Augustus Edwin John, The Marchesa Casati
The art world is no stranger to muses – though, one of the AGO’s best-known muses was renowned for more than just her relation to a painter. Luisa Casati (January 23, 1881 – June 1, 1957), an Italian heiress, muse, and art patron in early 20th-century Europe, was known for her quirks. Born in Milan in 1881 into an upper class household, Casati was often seen with wild hair and make-up, accompanied by a crew of animals, including monkeys, peacocks, and cheetahs. Many saw her as a scandalous – though inspiring – figure. A serious patron of the arts, Casati, who once stated, ‘I want to be a living work of art,’ was painted and photographed hundreds of times, including this 1919 painting, The Marchesa Casati, by her lover, the British bohemian artist Augustus John.
Alex Colville, Soldier and Girl at Station
Canadian icon Alex Colville (August 24, 1920 – July 16, 2013) is known for painting markedly personal subject matter. Many of his paintings, housed in museums and private collections across Canada, hadn’t been shown publicly. That all changed with the AGO’s exhibition, Alex Colville, which ran from August 2014 to January 2015. Featuring over 100 of Colville’s works, Alex Colville became the AGO’s best-attended Canadian exhibition, drawing over 166,000 visitors. Despite Colville’s devotion to realism, his paintings display an ambiguous tension, depicting moments ‘on the edge of change and the unknown.’ 1953’s Soldier and Girl at Station is Colville at his best – ambiguous faces and personal elements (Colville served during the Second World War, and the train station resembles the train platform in Sackville, Nova Scotia, where Colville spent much of his life) that leave the viewer wondering, is he arriving or leaving?
Christi Belcourt, The Wisdom of the Universe
The Wisdom of the Universe by Christi Belcourt (born 1966) was commissioned and acquired by the AGO in 2014. The painting quickly became one of the gallery’s most celebrated works of art, and in February of 2015, The Wisdom of the Universe grabbed the top spot in the AGO’s People’s Choice. Belcourt, a Canadian Métis visual artist and author who received the 2014 Ontario Arts Council Aboriginal Arts Award, was inspired by ecological concerns when creating this painting. The work encourages its viewer to consider the threatened, endangered, or extinct species in Ontario and beyond. Belcourt elaborates on these concerns to the AGO,

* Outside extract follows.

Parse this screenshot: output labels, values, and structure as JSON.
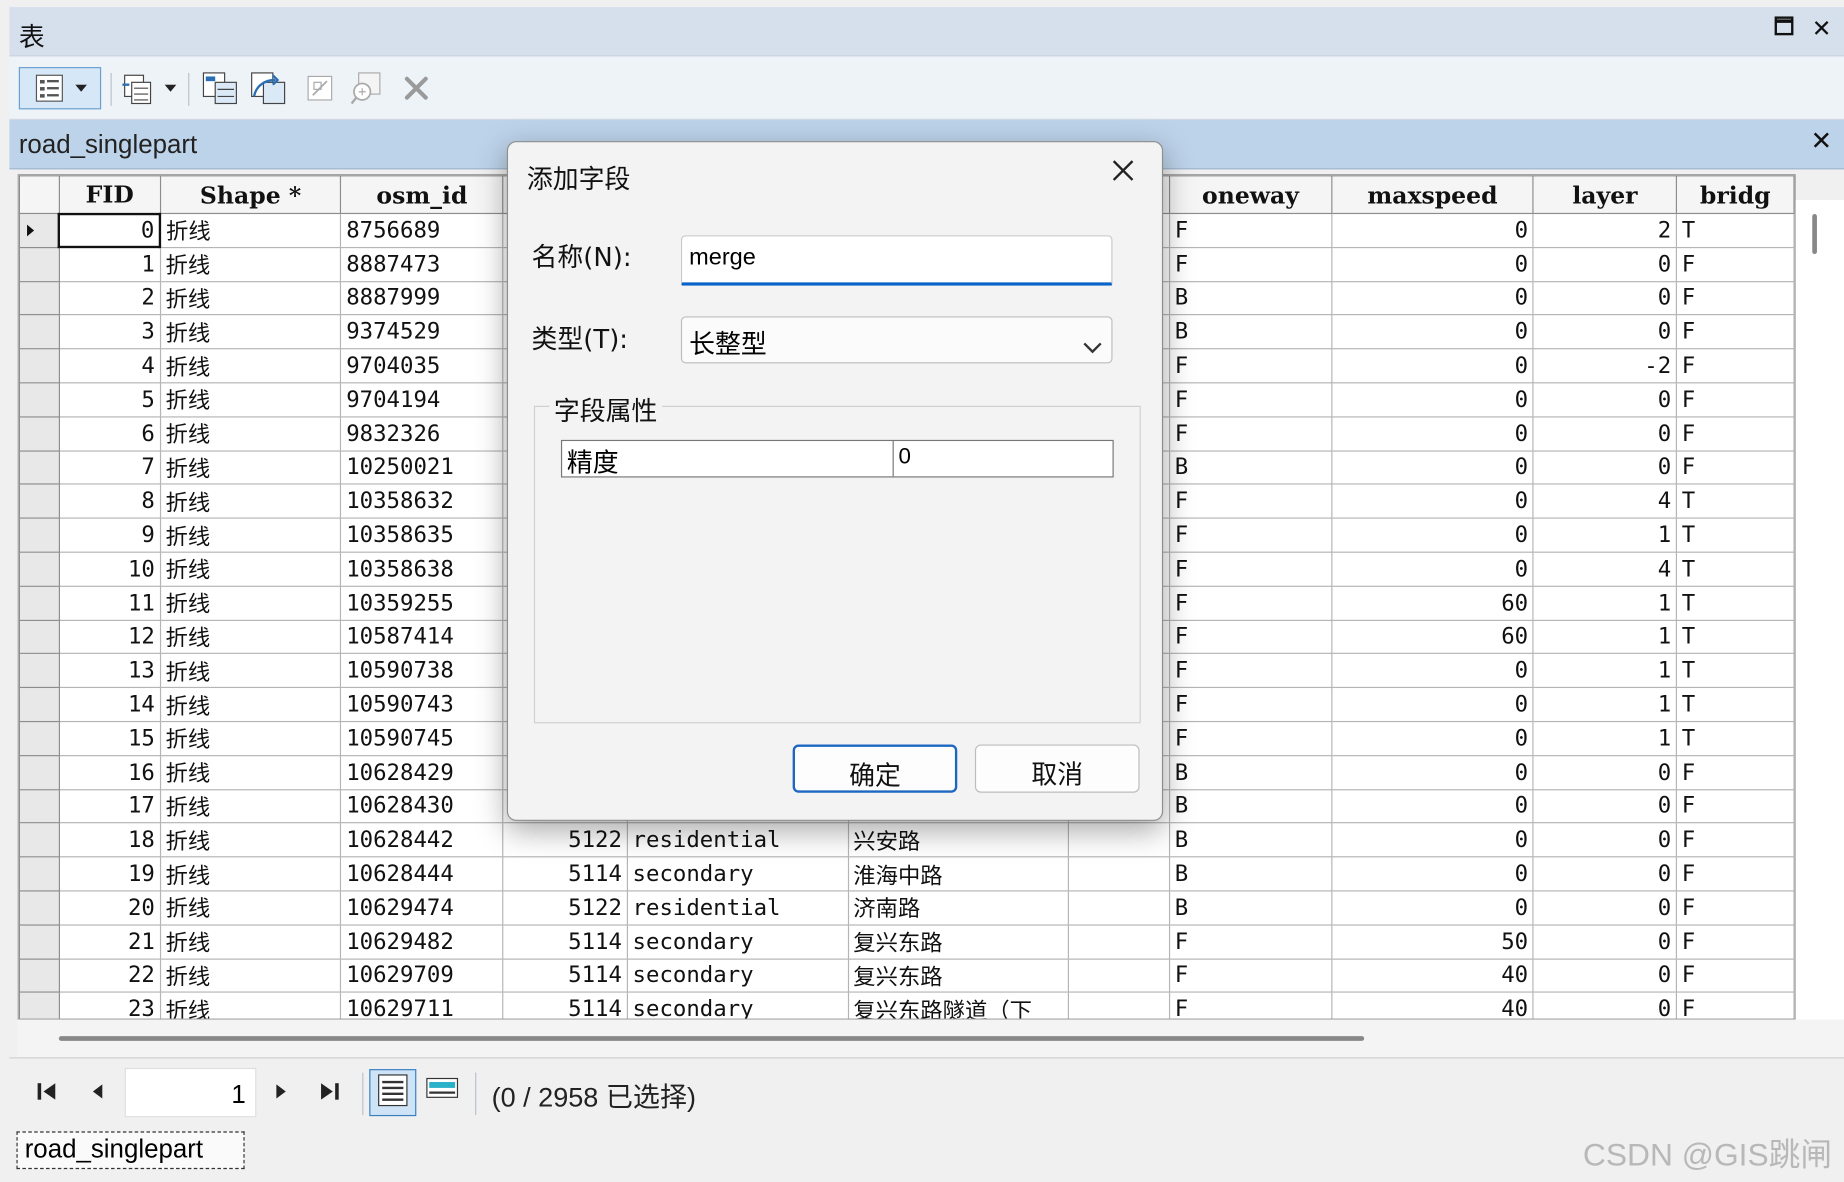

Globally, we live in a time of great upheaval. The state of the world is in crisis. We are witness to the unbearable suffering of species, including humans. Much of this we do to ourselves. It is possible for the planet to return to a state of well-being, but it requires a radical change in our thinking. It requires a willingness to be open to the idea that perhaps human beings have got it all wrong.